appropriate to somewhat formal occasions: an outfit that's a little too dressy for office wear.
showy in dress; stylish: a rather dressy reception.

Origin of dressy

First recorded in 1760–70; dress + -y1
Related formsdress·i·ly, adverbdress·i·ness, noun
Dictionary.com Unabridged Based on the Random House Unabridged Dictionary, © Random House, Inc. 2019

Related Words for dressy

stylish, chic, classy, elegant, elaborate, fancy, ornate, ritzy, smart

Examples from the Web for dressy

Contemporary Examples of dressy

Historical Examples of dressy

  • "He always was a dressy old scoundrel," remarked the Tuttle person.

    Ruggles of Red Gap

    Harry Leon Wilson

  • She was a dressy young person, whose father kept a "sample-room."

    Peak and Prairie

    Anna Fuller

  • The latter's genial nature and dressy appearance pleased him.

    Sister Carrie

    Theodore Dreiser

  • The dressy manager was shaken by the hand three times in as many minutes.

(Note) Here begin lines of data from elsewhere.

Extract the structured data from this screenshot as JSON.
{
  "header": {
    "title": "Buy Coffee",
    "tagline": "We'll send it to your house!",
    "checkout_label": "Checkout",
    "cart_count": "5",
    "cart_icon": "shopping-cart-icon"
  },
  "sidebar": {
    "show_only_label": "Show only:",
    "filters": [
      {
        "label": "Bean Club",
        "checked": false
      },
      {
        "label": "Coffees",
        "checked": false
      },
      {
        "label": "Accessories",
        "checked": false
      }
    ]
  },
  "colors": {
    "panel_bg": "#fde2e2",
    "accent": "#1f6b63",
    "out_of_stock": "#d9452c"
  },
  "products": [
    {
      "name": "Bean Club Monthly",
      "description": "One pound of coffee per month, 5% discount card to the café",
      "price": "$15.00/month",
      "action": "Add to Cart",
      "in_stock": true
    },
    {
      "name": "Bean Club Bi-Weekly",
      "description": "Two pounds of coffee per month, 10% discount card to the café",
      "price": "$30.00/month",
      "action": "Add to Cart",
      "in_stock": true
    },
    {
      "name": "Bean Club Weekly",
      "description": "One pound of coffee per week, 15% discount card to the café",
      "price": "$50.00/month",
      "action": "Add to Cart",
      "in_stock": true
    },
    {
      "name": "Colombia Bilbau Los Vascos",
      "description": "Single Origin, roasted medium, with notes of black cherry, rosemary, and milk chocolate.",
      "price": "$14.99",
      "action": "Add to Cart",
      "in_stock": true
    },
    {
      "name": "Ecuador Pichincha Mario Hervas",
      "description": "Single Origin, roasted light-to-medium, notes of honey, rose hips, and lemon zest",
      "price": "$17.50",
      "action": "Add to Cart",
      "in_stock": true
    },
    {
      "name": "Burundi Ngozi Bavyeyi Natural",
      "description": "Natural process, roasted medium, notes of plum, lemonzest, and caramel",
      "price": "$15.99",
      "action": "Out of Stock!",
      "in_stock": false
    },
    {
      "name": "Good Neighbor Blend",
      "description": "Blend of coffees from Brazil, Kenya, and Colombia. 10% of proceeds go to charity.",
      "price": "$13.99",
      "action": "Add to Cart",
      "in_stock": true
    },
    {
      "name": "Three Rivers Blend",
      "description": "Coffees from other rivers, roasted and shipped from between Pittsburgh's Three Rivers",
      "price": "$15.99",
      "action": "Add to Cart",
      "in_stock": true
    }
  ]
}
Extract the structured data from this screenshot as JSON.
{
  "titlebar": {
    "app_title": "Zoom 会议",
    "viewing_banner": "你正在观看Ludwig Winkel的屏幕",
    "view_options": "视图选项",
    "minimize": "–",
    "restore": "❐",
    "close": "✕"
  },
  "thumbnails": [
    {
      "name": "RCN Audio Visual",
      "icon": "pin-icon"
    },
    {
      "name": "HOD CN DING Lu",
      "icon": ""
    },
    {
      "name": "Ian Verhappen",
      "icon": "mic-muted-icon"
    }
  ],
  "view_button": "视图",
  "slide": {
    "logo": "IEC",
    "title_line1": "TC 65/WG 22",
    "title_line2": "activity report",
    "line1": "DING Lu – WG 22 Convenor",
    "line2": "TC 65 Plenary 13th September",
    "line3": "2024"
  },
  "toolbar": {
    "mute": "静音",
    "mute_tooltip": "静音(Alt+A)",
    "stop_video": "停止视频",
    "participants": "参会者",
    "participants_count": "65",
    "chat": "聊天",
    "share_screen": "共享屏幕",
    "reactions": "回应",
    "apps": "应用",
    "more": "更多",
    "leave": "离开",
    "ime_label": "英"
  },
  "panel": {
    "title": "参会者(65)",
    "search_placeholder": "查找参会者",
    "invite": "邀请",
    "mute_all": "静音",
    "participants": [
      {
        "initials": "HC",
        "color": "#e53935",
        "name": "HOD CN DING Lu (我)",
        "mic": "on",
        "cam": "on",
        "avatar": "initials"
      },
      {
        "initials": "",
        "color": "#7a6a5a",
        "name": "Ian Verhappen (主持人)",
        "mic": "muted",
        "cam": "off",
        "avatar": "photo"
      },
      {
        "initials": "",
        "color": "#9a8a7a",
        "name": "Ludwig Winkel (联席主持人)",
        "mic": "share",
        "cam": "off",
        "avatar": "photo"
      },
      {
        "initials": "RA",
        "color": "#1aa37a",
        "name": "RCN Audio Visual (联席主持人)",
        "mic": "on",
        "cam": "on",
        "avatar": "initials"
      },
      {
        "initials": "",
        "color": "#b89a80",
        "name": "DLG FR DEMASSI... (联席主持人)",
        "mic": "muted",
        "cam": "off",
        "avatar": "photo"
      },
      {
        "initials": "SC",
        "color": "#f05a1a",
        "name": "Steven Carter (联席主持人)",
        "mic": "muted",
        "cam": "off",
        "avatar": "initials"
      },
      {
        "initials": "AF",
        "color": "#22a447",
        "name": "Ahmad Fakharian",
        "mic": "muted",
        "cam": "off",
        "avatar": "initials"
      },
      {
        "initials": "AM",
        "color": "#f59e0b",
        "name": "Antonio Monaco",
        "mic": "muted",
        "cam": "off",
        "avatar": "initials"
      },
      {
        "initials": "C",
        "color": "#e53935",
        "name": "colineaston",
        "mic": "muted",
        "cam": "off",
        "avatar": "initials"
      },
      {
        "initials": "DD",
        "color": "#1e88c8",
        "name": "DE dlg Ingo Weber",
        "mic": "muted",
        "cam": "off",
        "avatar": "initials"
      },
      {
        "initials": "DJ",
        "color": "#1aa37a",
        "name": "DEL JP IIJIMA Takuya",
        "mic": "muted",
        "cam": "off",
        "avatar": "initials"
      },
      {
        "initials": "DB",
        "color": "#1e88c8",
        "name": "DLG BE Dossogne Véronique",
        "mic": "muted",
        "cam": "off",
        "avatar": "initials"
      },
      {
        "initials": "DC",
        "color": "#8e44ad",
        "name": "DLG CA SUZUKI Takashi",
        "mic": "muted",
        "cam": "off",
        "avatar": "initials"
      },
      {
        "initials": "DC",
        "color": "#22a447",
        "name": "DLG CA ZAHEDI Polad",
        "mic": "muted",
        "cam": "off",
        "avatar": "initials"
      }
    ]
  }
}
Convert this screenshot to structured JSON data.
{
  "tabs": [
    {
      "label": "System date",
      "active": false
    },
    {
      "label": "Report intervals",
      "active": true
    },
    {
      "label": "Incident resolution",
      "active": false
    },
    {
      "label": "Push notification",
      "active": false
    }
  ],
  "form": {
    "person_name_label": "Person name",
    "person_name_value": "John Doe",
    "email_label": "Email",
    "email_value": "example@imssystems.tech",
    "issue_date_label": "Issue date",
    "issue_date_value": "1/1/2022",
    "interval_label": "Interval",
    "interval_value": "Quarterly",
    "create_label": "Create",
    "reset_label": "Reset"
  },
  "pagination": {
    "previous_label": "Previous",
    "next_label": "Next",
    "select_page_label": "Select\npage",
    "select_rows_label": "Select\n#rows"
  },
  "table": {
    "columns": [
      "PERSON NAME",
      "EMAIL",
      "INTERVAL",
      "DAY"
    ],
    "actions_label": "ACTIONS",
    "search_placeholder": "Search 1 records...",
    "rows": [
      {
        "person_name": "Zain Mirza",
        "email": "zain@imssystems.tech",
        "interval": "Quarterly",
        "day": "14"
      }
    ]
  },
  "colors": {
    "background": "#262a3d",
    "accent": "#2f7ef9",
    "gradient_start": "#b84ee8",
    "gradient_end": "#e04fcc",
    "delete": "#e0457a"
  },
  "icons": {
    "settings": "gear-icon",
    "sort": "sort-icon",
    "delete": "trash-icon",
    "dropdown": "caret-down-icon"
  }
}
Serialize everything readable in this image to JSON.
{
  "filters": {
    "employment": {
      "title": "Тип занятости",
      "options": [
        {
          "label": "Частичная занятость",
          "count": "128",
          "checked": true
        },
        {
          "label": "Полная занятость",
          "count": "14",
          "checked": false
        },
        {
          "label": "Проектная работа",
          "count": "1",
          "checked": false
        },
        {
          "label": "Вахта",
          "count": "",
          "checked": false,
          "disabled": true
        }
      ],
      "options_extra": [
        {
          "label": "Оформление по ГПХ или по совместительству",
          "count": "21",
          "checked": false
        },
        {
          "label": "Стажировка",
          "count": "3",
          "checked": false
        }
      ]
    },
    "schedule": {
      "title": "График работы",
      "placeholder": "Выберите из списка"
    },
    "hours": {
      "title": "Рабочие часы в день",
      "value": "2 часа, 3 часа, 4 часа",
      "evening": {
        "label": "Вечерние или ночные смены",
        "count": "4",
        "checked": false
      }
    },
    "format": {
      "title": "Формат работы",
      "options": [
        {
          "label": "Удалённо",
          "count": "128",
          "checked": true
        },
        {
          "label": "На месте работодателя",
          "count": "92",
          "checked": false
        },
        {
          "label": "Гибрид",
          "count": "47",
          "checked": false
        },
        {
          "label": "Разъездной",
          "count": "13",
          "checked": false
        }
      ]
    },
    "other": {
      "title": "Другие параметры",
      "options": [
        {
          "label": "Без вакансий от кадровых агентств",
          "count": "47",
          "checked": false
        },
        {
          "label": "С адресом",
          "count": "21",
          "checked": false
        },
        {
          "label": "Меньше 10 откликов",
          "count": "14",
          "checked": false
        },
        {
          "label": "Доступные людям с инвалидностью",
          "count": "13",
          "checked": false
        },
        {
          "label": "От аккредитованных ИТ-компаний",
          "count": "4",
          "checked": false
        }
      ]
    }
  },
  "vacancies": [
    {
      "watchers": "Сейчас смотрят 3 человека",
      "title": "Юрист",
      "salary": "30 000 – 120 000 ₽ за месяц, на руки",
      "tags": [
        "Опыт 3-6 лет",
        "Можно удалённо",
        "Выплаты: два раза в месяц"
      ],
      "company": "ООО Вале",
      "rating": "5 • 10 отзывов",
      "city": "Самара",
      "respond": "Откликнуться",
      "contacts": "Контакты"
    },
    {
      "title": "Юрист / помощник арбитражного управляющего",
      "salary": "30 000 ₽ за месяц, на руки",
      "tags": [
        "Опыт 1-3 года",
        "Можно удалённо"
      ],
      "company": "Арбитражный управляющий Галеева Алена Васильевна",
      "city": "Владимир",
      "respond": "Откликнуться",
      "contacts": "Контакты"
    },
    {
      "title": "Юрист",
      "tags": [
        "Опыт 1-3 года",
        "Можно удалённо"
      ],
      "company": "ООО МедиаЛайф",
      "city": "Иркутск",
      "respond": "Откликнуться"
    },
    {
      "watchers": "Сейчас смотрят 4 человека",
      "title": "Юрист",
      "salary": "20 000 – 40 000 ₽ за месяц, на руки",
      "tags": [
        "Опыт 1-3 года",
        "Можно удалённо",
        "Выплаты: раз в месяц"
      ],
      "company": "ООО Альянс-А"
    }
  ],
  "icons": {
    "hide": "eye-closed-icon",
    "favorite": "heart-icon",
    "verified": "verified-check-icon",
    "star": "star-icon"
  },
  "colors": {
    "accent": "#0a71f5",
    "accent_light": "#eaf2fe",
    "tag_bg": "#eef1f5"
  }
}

    Sister Carrie

    Theodore Dreiser

  • For day receptions the dress may be more elaborate and the bonnet more "dressy."

    Social Life

    Maud C. Cooke

British Dictionary definitions for dressy


adjective dressier or dressiest

(of clothes) elegant
(of persons) dressing stylishly
Derived Formsdressily, adverbdressiness, noun
Collins English Dictionary - Complete & Unabridged 2012 Digital Edition © William Collins Sons & Co. Ltd. 1979, 1986 © HarperCollins Publishers 1998, 2000, 2003, 2005, 2006, 2007, 2009, 2012

Word Origin and History for dressy

1760s, from dress (v.) + -y (2).

"For as her natural face decays, her skill improves in making the artificial one. Well, nothing diverts me more than one of those fine, old, dressy things, who thinks to conceal her age by everywhere exposing her person; sticking herself up in the front of a side-box; trailing through a minuet at Almack's; and then, in the public gardens looking, for all the world, like one of the painted ruins of the place." [Goldsmith, "The Good Natured Man," 1768].
Online Etymology Dictionary, © 2010 Douglas Harper